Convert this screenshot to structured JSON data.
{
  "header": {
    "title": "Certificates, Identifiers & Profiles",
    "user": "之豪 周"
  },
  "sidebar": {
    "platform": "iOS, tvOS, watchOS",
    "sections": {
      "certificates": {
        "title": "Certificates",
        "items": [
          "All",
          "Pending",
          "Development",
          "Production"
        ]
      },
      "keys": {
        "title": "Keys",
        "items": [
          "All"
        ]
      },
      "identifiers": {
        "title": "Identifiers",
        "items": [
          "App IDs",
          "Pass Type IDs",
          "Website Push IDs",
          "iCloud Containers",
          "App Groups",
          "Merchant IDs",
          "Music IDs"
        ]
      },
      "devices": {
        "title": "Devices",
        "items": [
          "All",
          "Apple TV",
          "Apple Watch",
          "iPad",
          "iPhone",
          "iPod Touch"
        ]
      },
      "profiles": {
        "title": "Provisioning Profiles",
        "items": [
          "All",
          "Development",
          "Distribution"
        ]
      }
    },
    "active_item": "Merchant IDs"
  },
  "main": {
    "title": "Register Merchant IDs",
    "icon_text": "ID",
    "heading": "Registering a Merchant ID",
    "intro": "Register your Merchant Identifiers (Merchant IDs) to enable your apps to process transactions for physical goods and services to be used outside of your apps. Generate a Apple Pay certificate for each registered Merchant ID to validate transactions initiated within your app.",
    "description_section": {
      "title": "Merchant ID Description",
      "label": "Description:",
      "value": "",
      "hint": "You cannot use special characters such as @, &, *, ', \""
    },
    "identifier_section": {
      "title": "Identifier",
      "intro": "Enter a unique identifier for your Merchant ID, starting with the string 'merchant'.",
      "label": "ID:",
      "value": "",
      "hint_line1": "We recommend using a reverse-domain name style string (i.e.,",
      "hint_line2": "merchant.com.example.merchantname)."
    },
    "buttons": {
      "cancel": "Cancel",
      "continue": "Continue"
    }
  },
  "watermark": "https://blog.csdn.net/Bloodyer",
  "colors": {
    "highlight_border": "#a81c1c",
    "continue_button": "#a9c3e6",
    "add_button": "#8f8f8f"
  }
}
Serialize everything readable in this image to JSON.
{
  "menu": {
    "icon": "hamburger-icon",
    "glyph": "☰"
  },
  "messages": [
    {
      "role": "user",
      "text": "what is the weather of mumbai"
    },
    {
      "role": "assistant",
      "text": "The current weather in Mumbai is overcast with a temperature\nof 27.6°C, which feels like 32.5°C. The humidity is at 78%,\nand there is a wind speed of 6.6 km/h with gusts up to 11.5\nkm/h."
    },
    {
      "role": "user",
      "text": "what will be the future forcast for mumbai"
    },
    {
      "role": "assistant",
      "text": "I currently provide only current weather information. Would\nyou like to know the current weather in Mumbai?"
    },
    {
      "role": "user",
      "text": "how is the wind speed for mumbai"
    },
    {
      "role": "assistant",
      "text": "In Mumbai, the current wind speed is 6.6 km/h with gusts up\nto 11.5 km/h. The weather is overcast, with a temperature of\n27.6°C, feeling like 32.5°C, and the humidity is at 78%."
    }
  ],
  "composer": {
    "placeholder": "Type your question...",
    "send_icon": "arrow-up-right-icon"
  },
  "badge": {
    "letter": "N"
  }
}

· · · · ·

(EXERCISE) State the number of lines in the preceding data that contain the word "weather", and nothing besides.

(YOUR SOLUTION) 4